- **REQUIRED WORK**
Return only the line containing "Transcribe this image's" and each line after it, exactly as written, through the end of the records.

- **SOURCE INFORMATION**
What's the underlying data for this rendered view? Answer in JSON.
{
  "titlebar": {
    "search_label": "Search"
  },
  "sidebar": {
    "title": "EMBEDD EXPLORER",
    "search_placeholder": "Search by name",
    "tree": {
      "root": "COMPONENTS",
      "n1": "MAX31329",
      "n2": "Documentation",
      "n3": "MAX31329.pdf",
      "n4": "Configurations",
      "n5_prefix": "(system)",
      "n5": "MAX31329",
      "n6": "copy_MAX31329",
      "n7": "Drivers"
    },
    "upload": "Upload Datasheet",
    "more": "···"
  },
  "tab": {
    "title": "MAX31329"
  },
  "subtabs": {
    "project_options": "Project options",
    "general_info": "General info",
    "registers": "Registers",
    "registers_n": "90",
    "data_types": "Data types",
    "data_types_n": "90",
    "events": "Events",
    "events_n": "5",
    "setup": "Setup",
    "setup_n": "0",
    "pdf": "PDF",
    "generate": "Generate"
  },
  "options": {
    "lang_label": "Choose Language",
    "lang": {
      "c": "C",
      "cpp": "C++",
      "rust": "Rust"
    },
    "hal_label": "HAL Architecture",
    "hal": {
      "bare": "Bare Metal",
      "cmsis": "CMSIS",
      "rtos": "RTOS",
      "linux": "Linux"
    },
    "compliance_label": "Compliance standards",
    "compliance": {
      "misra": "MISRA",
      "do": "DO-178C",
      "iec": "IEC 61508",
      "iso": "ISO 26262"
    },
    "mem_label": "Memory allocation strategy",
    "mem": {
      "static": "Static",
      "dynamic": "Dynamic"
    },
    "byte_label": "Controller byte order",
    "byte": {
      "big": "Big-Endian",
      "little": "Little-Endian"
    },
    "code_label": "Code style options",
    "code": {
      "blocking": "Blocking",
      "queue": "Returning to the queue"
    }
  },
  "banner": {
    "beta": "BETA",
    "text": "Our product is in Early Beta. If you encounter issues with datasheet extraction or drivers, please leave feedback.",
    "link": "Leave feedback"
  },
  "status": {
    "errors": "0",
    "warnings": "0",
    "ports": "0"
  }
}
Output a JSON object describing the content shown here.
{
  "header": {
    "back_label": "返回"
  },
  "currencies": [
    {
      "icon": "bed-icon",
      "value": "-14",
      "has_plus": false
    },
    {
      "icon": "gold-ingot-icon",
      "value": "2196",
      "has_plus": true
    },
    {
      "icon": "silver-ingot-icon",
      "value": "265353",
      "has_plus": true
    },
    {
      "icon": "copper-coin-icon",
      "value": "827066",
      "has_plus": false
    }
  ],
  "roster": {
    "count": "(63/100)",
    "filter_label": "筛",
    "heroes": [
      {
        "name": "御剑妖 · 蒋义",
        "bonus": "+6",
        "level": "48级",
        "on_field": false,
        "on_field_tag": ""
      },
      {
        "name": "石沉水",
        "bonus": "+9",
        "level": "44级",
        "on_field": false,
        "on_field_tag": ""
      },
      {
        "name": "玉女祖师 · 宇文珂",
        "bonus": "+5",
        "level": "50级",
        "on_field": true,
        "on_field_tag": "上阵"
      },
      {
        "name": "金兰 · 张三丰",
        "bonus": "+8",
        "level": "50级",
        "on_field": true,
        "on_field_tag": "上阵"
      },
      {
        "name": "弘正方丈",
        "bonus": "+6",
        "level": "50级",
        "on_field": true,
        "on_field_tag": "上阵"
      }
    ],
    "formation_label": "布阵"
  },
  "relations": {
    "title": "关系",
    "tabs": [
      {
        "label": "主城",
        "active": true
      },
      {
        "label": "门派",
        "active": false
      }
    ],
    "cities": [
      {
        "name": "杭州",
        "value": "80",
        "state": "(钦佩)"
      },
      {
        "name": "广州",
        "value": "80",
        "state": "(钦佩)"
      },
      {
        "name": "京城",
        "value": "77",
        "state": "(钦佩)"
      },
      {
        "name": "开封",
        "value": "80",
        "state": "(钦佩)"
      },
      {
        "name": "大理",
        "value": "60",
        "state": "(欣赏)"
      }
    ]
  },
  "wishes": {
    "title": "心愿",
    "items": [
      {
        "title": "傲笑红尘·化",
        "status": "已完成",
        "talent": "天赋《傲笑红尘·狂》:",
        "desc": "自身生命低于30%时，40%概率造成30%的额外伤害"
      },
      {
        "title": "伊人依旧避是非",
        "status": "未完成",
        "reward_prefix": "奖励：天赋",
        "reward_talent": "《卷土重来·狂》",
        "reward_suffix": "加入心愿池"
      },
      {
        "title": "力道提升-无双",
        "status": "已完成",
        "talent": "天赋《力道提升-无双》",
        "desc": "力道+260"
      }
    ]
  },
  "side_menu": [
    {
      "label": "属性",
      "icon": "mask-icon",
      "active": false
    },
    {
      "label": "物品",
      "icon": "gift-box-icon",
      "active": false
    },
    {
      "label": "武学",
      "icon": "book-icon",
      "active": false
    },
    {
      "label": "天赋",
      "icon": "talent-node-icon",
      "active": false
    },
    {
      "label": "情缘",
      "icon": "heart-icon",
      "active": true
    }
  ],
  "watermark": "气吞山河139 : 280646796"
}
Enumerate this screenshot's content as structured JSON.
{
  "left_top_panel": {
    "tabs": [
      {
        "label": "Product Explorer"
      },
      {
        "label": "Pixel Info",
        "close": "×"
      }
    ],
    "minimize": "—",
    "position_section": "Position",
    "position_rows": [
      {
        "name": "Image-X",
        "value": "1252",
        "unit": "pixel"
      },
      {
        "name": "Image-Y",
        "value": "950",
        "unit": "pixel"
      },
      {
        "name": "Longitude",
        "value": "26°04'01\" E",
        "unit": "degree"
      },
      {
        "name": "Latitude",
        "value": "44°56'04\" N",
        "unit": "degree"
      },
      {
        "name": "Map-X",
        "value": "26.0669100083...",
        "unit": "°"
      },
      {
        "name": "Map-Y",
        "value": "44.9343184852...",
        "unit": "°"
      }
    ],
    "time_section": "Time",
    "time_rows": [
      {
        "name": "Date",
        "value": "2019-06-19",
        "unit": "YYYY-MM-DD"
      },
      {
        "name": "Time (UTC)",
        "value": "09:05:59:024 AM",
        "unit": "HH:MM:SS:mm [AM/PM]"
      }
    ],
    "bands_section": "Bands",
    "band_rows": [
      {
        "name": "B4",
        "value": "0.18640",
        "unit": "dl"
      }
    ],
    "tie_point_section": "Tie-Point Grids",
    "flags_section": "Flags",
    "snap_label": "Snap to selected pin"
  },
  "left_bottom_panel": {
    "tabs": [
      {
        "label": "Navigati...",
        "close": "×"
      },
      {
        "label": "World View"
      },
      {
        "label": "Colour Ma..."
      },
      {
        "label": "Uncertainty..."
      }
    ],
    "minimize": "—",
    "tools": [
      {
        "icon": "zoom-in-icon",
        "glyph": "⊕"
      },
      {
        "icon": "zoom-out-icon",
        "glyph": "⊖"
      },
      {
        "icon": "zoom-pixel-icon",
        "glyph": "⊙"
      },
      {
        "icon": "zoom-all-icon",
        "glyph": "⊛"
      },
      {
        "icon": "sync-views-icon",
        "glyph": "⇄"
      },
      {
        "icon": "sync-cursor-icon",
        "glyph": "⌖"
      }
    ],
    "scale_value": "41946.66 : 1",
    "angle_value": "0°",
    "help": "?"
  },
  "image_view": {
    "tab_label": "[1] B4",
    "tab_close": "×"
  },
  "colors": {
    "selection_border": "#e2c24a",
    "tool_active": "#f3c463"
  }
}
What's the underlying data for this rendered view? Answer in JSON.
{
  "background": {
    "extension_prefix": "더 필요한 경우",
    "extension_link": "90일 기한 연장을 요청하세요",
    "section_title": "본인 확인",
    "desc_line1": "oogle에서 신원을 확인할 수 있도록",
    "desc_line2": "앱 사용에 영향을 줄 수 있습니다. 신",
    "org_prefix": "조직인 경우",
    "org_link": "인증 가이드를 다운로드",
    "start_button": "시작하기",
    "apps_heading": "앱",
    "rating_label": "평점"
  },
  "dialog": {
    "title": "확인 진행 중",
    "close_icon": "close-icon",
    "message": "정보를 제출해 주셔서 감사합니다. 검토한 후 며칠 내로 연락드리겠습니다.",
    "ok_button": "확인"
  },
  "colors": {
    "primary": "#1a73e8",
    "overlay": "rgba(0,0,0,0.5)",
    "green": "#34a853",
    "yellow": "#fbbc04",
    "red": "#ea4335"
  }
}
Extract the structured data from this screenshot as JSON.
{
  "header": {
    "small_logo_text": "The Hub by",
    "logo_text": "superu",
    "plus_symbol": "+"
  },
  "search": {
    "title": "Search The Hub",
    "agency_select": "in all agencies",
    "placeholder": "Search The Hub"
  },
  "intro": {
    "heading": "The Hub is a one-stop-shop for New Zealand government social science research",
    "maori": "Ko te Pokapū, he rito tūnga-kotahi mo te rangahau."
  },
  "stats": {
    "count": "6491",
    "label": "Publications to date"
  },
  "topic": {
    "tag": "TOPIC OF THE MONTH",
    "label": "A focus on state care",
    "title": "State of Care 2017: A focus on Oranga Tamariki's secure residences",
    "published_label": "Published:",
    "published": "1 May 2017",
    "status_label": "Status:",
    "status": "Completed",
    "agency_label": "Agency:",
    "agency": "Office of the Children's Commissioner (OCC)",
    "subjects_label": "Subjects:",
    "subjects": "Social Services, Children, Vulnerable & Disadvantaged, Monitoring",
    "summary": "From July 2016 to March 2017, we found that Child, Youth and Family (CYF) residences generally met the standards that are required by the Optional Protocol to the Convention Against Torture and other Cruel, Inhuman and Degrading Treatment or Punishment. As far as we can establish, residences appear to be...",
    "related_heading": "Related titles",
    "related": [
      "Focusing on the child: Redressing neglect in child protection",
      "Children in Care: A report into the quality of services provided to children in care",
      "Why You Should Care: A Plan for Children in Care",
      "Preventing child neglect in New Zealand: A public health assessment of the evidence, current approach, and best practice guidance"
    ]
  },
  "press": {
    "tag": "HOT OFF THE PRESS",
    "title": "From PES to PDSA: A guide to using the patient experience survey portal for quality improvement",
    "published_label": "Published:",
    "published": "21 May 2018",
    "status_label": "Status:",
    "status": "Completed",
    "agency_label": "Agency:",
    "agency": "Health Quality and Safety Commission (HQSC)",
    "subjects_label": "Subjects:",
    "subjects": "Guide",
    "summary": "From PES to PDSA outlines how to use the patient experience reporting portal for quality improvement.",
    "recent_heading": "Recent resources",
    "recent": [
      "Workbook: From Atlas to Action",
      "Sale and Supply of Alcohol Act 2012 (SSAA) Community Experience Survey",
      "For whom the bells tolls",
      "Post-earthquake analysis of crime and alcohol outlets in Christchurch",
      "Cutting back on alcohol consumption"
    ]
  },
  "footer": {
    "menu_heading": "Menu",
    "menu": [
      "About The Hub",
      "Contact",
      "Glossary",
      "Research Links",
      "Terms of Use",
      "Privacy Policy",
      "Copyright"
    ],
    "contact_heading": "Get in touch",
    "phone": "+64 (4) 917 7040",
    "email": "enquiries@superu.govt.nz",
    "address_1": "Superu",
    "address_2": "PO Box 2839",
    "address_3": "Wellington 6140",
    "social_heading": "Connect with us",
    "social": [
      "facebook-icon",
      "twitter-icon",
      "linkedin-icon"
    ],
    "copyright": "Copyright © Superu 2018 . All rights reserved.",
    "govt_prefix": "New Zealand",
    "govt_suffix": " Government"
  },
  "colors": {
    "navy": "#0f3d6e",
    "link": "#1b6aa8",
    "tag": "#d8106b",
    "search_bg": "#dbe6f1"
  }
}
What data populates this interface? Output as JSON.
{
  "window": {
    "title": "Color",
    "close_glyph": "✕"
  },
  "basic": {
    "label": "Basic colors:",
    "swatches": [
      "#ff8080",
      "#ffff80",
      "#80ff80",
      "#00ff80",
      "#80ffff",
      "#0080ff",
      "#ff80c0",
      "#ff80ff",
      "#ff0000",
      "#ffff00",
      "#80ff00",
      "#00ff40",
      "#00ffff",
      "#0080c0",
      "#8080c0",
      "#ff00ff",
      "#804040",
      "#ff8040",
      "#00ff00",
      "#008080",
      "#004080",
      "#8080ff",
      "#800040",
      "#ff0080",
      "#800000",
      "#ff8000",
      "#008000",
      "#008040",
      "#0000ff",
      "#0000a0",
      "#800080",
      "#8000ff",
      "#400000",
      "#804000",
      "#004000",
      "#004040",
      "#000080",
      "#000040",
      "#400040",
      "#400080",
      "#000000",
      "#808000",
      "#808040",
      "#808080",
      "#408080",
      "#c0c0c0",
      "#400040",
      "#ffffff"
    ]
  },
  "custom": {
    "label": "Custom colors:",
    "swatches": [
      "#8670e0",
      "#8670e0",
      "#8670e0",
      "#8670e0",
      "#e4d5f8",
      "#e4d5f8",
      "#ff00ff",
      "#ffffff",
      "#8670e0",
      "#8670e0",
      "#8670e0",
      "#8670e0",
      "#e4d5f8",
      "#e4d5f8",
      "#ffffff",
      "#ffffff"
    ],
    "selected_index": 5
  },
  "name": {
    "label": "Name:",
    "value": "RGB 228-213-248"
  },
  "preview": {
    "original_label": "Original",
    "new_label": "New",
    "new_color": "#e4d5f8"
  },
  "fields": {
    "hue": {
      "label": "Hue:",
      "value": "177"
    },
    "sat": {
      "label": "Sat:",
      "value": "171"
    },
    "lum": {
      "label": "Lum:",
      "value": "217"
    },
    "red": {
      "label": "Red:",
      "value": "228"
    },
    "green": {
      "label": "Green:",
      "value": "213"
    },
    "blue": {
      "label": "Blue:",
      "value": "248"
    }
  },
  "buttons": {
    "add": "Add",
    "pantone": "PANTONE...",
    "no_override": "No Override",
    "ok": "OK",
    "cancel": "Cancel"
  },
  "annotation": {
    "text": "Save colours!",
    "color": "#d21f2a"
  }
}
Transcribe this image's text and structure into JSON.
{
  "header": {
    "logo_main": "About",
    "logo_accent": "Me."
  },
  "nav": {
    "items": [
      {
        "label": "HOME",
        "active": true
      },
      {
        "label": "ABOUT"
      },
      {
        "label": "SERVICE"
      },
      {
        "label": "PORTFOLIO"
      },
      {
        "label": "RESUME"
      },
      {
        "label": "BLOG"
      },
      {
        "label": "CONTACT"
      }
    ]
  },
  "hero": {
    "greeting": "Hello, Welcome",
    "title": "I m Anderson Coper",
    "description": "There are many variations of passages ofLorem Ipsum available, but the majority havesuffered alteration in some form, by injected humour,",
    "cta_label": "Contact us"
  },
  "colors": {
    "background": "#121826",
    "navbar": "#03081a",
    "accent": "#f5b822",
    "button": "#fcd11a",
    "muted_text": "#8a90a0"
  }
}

- **YOUR RESPONSE**
Transcribe this image's text and structure into JSON.
{
  "header": {
    "logo_main": "About",
    "logo_accent": "Me."
  },
  "nav": {
    "items": [
      {
        "label": "HOME",
        "active": true
      },
      {
        "label": "ABOUT"
      },
      {
        "label": "SERVICE"
      },
      {
        "label": "PORTFOLIO"
      },
      {
        "label": "RESUME"
      },
      {
        "label": "BLOG"
      },
      {
        "label": "CONTACT"
      }
    ]
  },
  "hero": {
    "greeting": "Hello, Welcome",
    "title": "I m Anderson Coper",
    "description": "There are many variations of passages ofLorem Ipsum available, but the majority havesuffered alteration in some form, by injected humour,",
    "cta_label": "Contact us"
  },
  "colors": {
    "background": "#121826",
    "navbar": "#03081a",
    "accent": "#f5b822",
    "button": "#fcd11a",
    "muted_text": "#8a90a0"
  }
}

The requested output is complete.